#### Work task
Going line by line through the data below, report how many lines include the word "text", with nothing added.

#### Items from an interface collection

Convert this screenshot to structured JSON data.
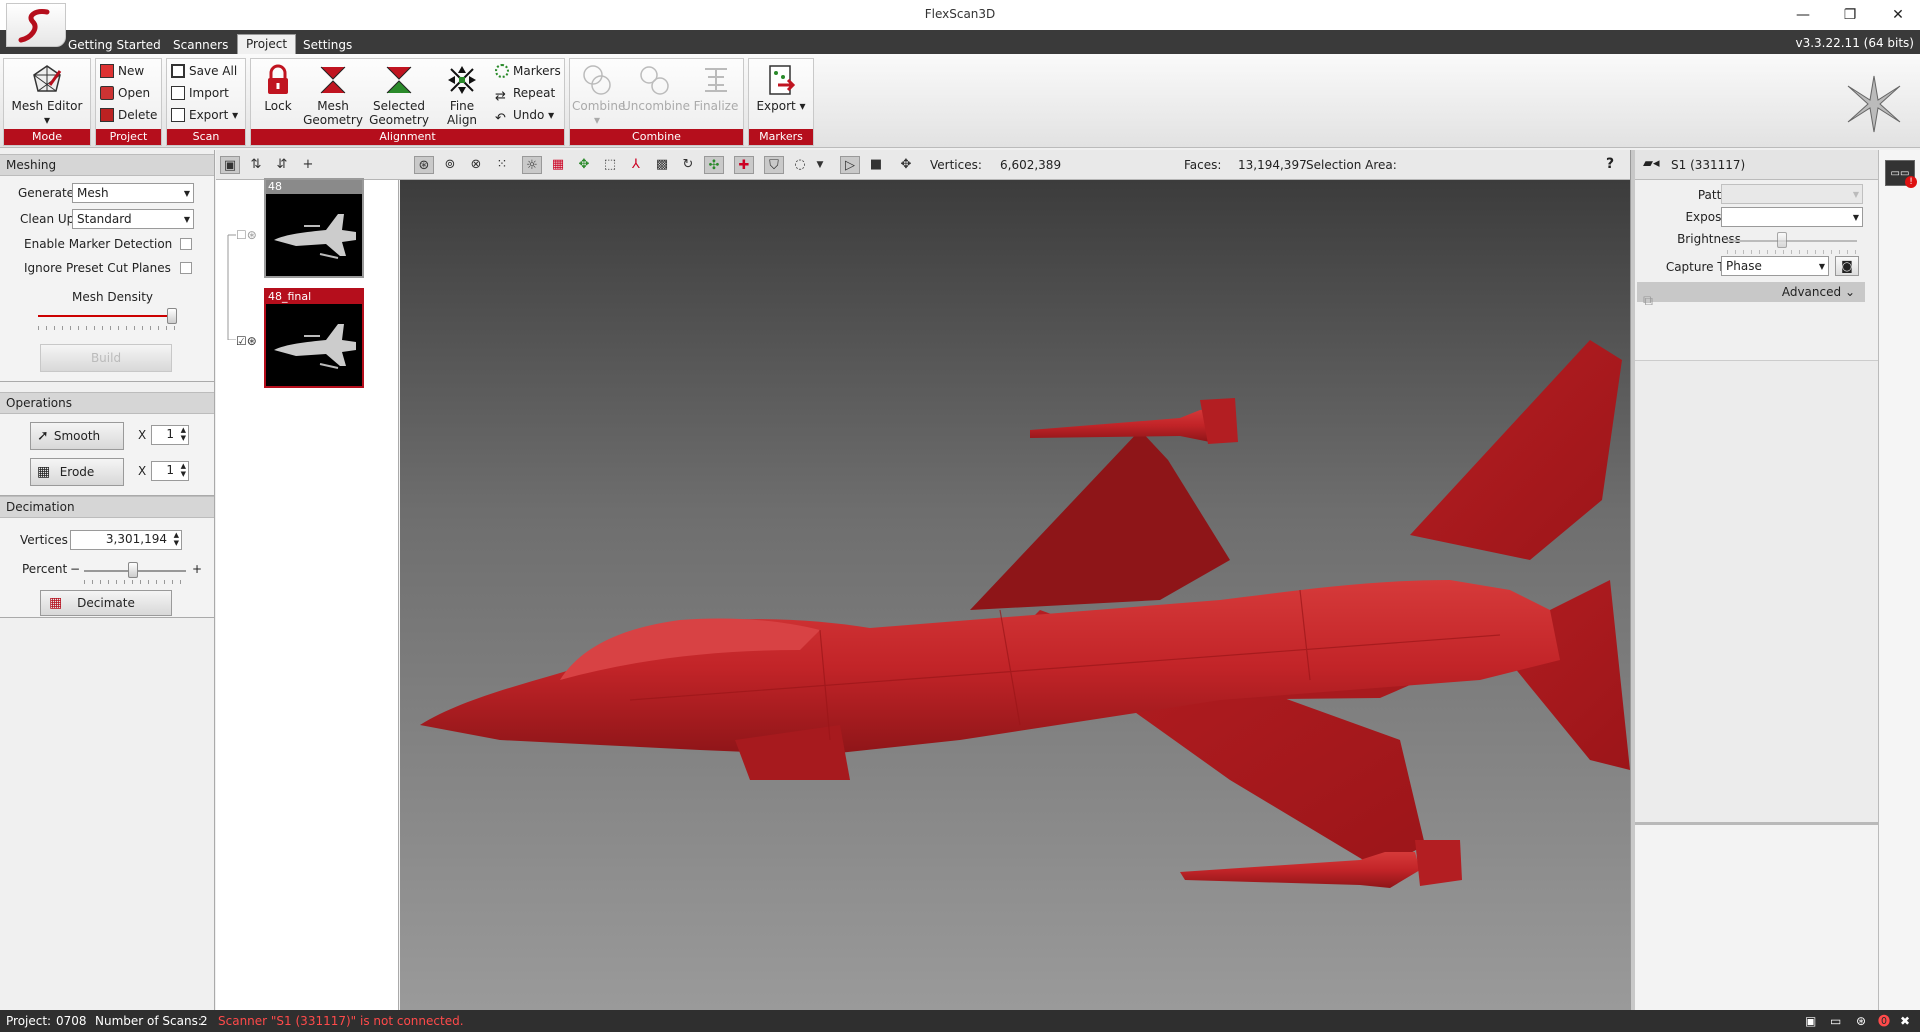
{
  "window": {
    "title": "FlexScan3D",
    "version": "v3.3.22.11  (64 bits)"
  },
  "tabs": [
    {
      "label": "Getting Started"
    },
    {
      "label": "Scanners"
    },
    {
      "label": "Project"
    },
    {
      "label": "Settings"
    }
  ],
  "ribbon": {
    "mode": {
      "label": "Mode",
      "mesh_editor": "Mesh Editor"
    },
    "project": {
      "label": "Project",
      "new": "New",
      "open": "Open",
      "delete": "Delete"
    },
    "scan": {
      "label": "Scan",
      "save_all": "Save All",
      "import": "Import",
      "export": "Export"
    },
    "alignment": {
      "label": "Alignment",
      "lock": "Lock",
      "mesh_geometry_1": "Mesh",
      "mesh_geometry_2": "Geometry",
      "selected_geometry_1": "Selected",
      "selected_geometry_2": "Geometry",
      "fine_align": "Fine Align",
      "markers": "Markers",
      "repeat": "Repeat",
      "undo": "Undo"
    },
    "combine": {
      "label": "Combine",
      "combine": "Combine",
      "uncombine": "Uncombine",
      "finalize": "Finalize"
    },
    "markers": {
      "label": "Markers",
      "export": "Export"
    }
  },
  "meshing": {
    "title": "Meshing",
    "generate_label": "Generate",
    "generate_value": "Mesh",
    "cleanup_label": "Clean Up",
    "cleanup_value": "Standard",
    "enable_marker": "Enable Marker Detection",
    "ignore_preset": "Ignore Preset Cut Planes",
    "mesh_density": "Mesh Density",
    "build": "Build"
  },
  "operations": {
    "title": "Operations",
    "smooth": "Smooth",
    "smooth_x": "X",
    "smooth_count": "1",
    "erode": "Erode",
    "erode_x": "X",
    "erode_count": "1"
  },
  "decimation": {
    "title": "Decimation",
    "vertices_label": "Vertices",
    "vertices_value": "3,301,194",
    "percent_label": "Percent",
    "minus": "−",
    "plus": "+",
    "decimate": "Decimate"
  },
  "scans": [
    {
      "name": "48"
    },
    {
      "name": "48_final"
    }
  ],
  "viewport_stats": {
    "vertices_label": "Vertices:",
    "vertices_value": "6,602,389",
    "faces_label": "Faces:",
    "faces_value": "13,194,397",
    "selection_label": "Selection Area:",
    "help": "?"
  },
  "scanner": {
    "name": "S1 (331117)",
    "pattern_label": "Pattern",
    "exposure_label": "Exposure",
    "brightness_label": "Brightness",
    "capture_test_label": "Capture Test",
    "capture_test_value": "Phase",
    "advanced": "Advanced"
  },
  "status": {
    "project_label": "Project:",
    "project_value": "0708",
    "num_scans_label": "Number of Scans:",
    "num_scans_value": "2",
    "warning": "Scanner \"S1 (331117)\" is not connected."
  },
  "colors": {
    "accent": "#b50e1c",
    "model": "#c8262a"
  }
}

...

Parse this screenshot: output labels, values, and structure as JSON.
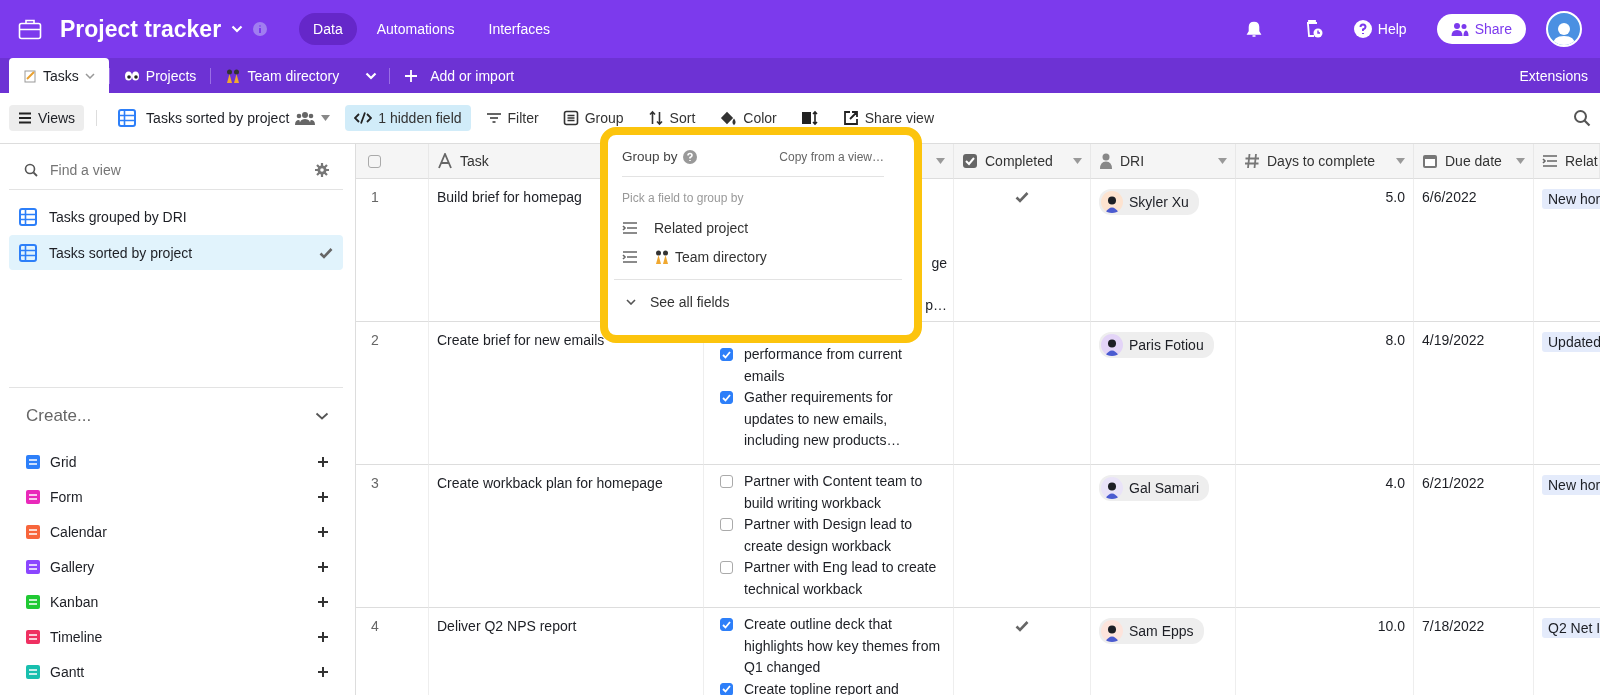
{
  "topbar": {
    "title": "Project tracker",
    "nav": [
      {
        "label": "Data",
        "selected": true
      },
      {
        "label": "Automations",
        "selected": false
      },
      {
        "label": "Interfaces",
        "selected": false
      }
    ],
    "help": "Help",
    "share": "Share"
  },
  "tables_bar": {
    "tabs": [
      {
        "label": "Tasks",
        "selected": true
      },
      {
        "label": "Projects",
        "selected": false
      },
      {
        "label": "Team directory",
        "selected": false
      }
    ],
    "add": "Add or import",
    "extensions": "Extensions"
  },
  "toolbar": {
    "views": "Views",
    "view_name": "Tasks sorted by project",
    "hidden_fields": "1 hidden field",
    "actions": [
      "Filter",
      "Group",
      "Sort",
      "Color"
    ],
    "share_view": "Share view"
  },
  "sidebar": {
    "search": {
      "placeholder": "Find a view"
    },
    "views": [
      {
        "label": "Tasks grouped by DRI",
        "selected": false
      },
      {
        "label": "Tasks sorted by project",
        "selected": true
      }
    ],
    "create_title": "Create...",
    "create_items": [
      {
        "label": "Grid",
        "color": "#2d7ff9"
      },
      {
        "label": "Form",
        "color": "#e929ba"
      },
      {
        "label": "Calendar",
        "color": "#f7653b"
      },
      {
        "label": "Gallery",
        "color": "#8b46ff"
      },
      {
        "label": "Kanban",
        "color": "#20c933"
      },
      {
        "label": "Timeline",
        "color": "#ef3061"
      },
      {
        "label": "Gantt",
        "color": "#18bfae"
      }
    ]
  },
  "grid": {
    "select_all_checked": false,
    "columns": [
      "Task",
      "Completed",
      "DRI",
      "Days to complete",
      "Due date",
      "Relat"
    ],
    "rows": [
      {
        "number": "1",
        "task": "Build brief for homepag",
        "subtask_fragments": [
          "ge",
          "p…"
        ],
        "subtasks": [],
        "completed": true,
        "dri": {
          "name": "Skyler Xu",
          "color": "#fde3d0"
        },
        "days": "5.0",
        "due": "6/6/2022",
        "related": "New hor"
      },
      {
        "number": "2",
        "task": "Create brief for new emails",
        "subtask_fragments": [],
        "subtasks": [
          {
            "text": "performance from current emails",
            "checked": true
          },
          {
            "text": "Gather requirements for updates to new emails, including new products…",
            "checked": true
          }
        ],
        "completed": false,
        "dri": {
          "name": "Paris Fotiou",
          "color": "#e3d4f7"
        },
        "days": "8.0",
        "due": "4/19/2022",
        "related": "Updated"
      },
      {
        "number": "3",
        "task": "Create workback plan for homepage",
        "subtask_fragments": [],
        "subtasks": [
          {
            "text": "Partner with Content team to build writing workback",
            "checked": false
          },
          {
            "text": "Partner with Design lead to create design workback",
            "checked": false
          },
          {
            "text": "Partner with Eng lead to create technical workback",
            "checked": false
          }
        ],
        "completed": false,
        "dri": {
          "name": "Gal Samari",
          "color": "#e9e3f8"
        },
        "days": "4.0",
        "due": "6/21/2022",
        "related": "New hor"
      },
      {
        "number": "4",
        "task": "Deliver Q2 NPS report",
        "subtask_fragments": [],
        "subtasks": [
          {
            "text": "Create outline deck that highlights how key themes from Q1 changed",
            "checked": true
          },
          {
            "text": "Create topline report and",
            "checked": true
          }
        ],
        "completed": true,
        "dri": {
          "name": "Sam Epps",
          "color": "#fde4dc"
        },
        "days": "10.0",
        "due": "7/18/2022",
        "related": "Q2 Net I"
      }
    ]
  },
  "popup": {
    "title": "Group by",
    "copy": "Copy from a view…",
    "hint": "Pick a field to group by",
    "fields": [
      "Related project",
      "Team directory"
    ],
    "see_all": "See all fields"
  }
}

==

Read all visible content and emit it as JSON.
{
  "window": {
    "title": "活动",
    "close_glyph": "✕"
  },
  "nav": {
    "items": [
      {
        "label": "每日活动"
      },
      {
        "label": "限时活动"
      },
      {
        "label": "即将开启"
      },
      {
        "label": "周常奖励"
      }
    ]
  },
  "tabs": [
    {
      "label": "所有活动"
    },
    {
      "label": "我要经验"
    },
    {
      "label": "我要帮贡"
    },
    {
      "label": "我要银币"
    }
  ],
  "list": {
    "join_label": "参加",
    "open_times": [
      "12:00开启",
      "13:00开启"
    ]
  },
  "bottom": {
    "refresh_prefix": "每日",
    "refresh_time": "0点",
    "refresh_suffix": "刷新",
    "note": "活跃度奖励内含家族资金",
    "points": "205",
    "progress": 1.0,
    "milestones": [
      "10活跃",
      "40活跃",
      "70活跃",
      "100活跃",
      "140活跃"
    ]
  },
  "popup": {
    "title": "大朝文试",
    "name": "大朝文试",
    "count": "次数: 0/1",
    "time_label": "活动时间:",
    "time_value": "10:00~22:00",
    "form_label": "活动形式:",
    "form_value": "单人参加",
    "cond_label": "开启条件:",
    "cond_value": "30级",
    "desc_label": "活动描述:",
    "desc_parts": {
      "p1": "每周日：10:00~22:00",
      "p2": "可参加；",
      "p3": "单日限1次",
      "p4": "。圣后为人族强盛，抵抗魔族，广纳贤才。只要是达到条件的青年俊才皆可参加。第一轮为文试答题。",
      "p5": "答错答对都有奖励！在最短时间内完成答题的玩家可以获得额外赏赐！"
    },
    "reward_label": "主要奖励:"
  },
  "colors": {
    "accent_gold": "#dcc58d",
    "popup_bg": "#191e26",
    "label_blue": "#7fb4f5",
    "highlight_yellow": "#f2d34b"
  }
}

#### Exercise output
7